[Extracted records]
-*-

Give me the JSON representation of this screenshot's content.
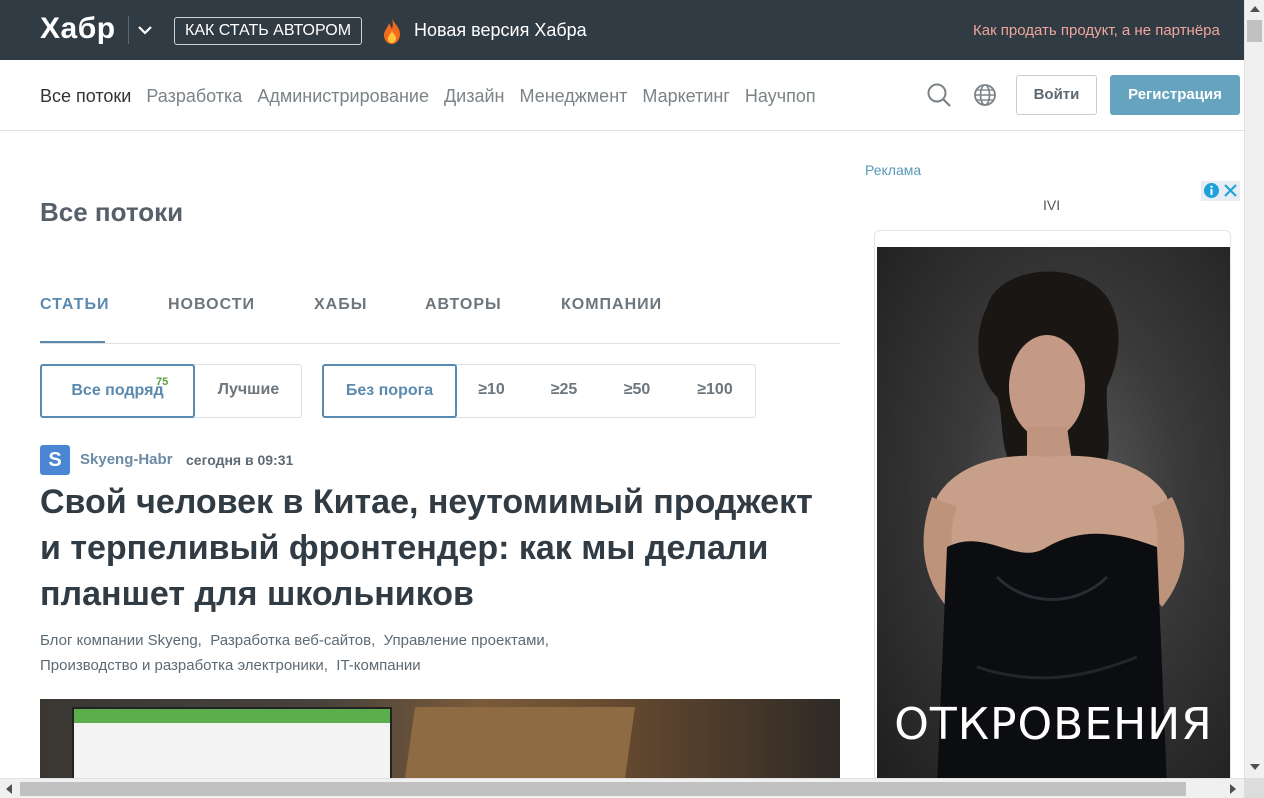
{
  "topbar": {
    "logo": "Хабр",
    "author_button": "КАК СТАТЬ АВТОРОМ",
    "new_version": "Новая версия Хабра",
    "promo": "Как продать продукт, а не партнёра"
  },
  "nav": {
    "links": [
      "Все потоки",
      "Разработка",
      "Администрирование",
      "Дизайн",
      "Менеджмент",
      "Маркетинг",
      "Научпоп"
    ],
    "login": "Войти",
    "register": "Регистрация"
  },
  "main": {
    "page_title": "Все потоки",
    "tabs": [
      "СТАТЬИ",
      "НОВОСТИ",
      "ХАБЫ",
      "АВТОРЫ",
      "КОМПАНИИ"
    ],
    "filters_sort": [
      {
        "label": "Все подряд",
        "count": "75"
      },
      {
        "label": "Лучшие"
      }
    ],
    "filters_threshold": [
      "Без порога",
      "≥10",
      "≥25",
      "≥50",
      "≥100"
    ]
  },
  "post": {
    "avatar_letter": "S",
    "author": "Skyeng-Habr",
    "time": "сегодня в 09:31",
    "title": "Свой человек в Китае, неутомимый проджект и терпеливый фронтендер: как мы делали планшет для школьников",
    "hubs": [
      "Блог компании Skyeng,",
      "Разработка веб-сайтов,",
      "Управление проектами,",
      "Производство и разработка электроники,",
      "IT-компании"
    ]
  },
  "ad": {
    "label": "Реклама",
    "brand": "IVI",
    "caption": "ОТКРОВЕНИЯ"
  },
  "colors": {
    "topbar_bg": "#303b44",
    "accent": "#5a8ab0",
    "register_bg": "#65a3be",
    "promo": "#f0a69c",
    "count": "#5b9c39"
  }
}
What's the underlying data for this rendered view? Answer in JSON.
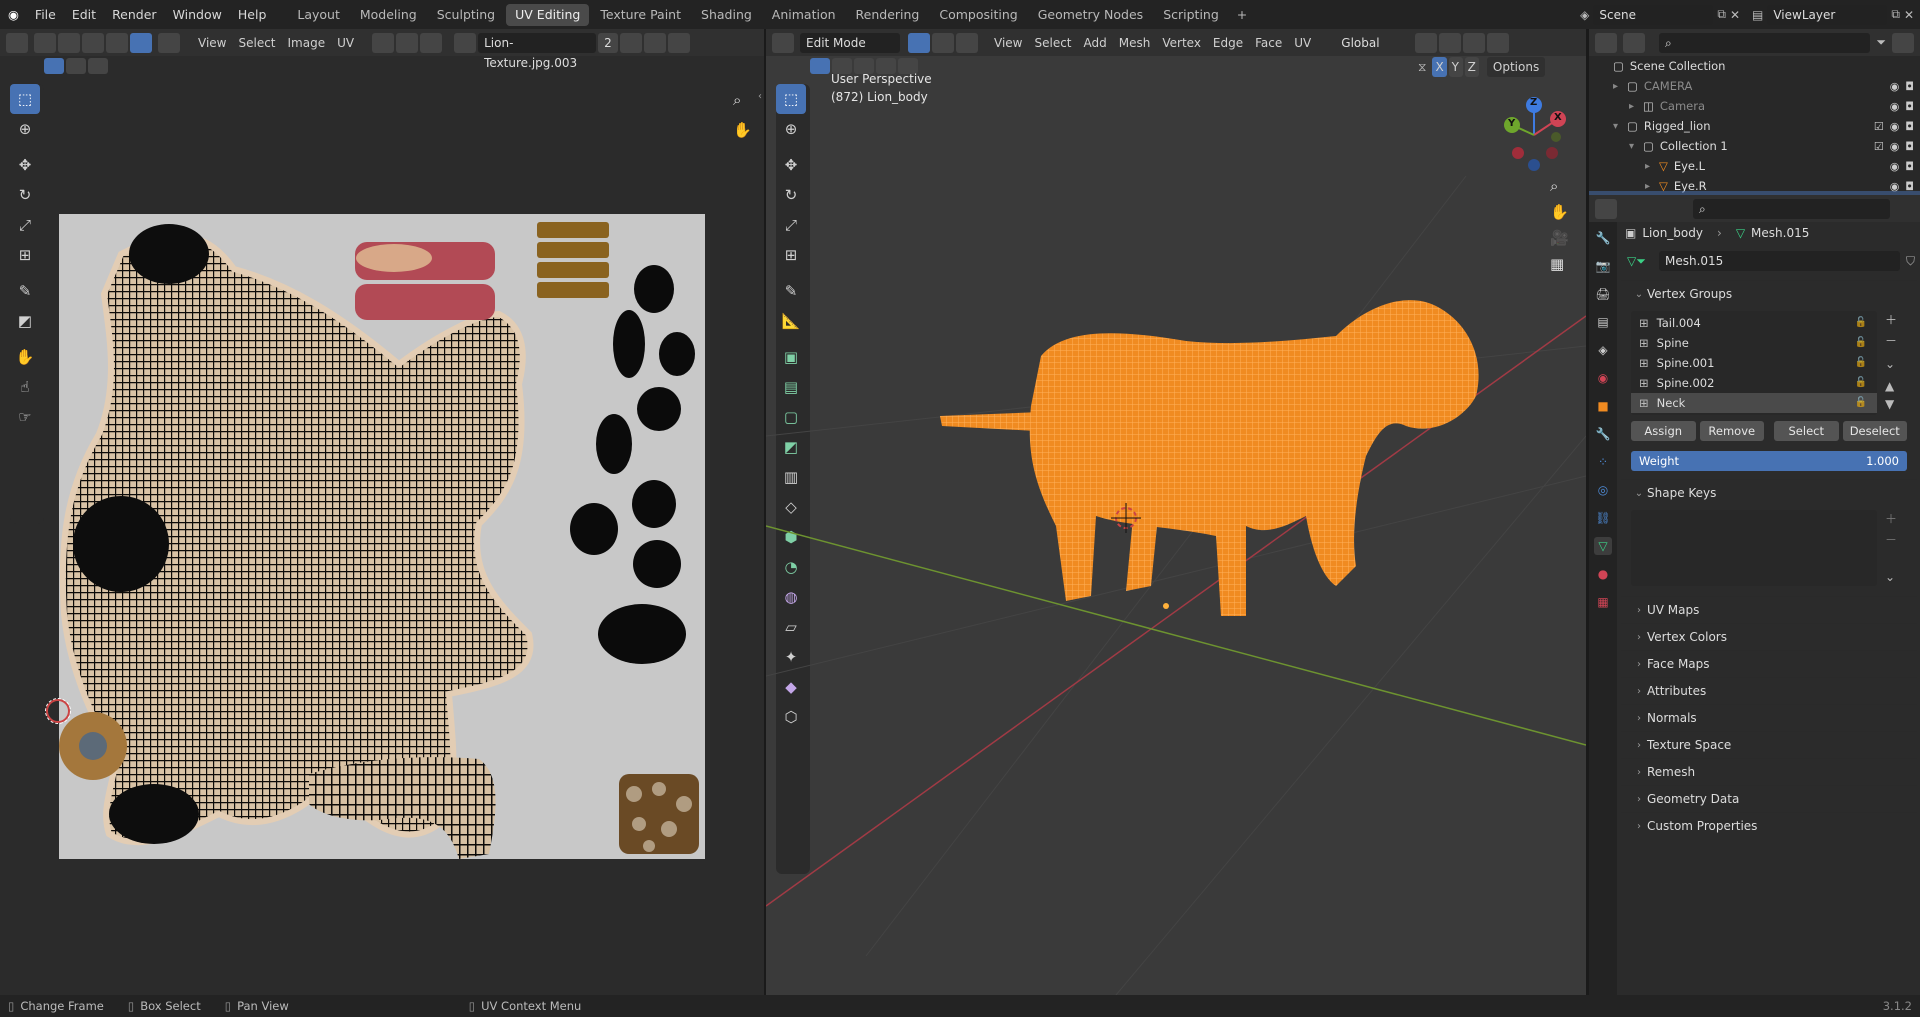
{
  "menu": [
    "File",
    "Edit",
    "Render",
    "Window",
    "Help"
  ],
  "workspaces": [
    {
      "label": "Layout",
      "active": false
    },
    {
      "label": "Modeling",
      "active": false
    },
    {
      "label": "Sculpting",
      "active": false
    },
    {
      "label": "UV Editing",
      "active": true
    },
    {
      "label": "Texture Paint",
      "active": false
    },
    {
      "label": "Shading",
      "active": false
    },
    {
      "label": "Animation",
      "active": false
    },
    {
      "label": "Rendering",
      "active": false
    },
    {
      "label": "Compositing",
      "active": false
    },
    {
      "label": "Geometry Nodes",
      "active": false
    },
    {
      "label": "Scripting",
      "active": false
    }
  ],
  "add_workspace": "+",
  "scene_name": "Scene",
  "view_layer": "ViewLayer",
  "uv_editor": {
    "menus": [
      "View",
      "Select",
      "Image",
      "UV"
    ],
    "image_name": "Lion-Texture.jpg.003",
    "image_users": "2"
  },
  "viewport": {
    "mode": "Edit Mode",
    "menus": [
      "View",
      "Select",
      "Add",
      "Mesh",
      "Vertex",
      "Edge",
      "Face",
      "UV"
    ],
    "orientation": "Global",
    "options_label": "Options",
    "axes": [
      "X",
      "Y",
      "Z"
    ],
    "overlay_title": "User Perspective",
    "overlay_object": "(872) Lion_body",
    "gizmo": {
      "x": "X",
      "y": "Y",
      "z": "Z"
    }
  },
  "outliner": {
    "root": "Scene Collection",
    "items": [
      {
        "label": "CAMERA",
        "depth": 1,
        "dim": true
      },
      {
        "label": "Camera",
        "depth": 2,
        "dim": true
      },
      {
        "label": "Rigged_lion",
        "depth": 1,
        "dim": false
      },
      {
        "label": "Collection 1",
        "depth": 2,
        "dim": false
      },
      {
        "label": "Eye.L",
        "depth": 3,
        "dim": false
      },
      {
        "label": "Eye.R",
        "depth": 3,
        "dim": false
      }
    ]
  },
  "properties": {
    "breadcrumb_object": "Lion_body",
    "breadcrumb_mesh": "Mesh.015",
    "mesh_name": "Mesh.015",
    "vertex_groups_title": "Vertex Groups",
    "vertex_groups": [
      "Tail.004",
      "Spine",
      "Spine.001",
      "Spine.002",
      "Neck"
    ],
    "active_group": "Neck",
    "buttons": {
      "assign": "Assign",
      "remove": "Remove",
      "select": "Select",
      "deselect": "Deselect"
    },
    "weight_label": "Weight",
    "weight_value": "1.000",
    "shape_keys_title": "Shape Keys",
    "panels": [
      "UV Maps",
      "Vertex Colors",
      "Face Maps",
      "Attributes",
      "Normals",
      "Texture Space",
      "Remesh",
      "Geometry Data",
      "Custom Properties"
    ]
  },
  "status": {
    "items": [
      "Change Frame",
      "Box Select",
      "Pan View",
      "UV Context Menu"
    ],
    "version": "3.1.2"
  },
  "colors": {
    "accent": "#4772b3",
    "mesh": "#ff8a1a",
    "header": "#303030"
  }
}
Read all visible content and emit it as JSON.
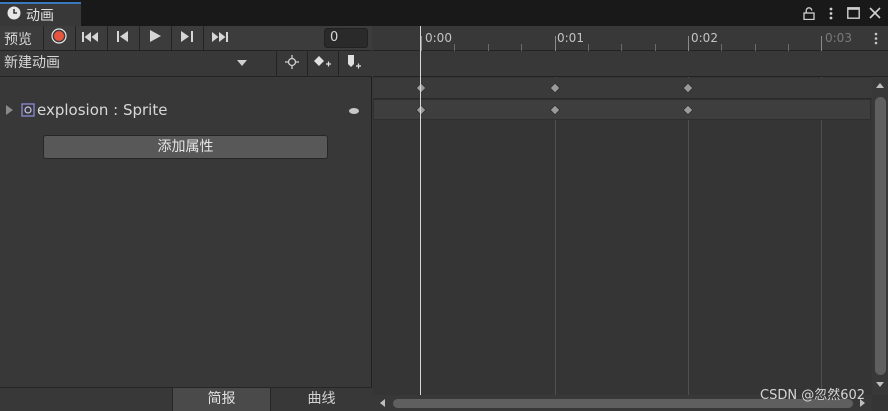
{
  "window": {
    "tab_title": "动画",
    "icons": [
      "lock-icon",
      "more-vert-icon",
      "maximize-icon",
      "close-icon"
    ]
  },
  "toolbar": {
    "preview_label": "预览",
    "frame_value": "0",
    "buttons": [
      "record-icon",
      "first-keyframe-icon",
      "prev-keyframe-icon",
      "play-icon",
      "next-keyframe-icon",
      "last-keyframe-icon"
    ],
    "record_color": "#e8553e"
  },
  "clip": {
    "selected": "新建动画",
    "buttons": [
      "snap-icon",
      "add-keyframe-icon",
      "add-event-icon"
    ]
  },
  "properties": [
    {
      "label": "explosion : Sprite",
      "icon": "sprite-icon"
    }
  ],
  "add_property_label": "添加属性",
  "bottom_tabs": {
    "dopesheet": "简报",
    "curves": "曲线"
  },
  "timeline": {
    "ticks": [
      "0:00",
      "0:01",
      "0:02",
      "0:03"
    ],
    "keyframe_times": [
      "0:00",
      "0:01",
      "0:02"
    ],
    "playhead_time": "0:00"
  },
  "watermark": "CSDN @忽然602"
}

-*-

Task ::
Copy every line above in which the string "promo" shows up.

Reply to the task ::
    "promo": "Как продать продукт, а не партнёра"
    "promo": "#f0a69c",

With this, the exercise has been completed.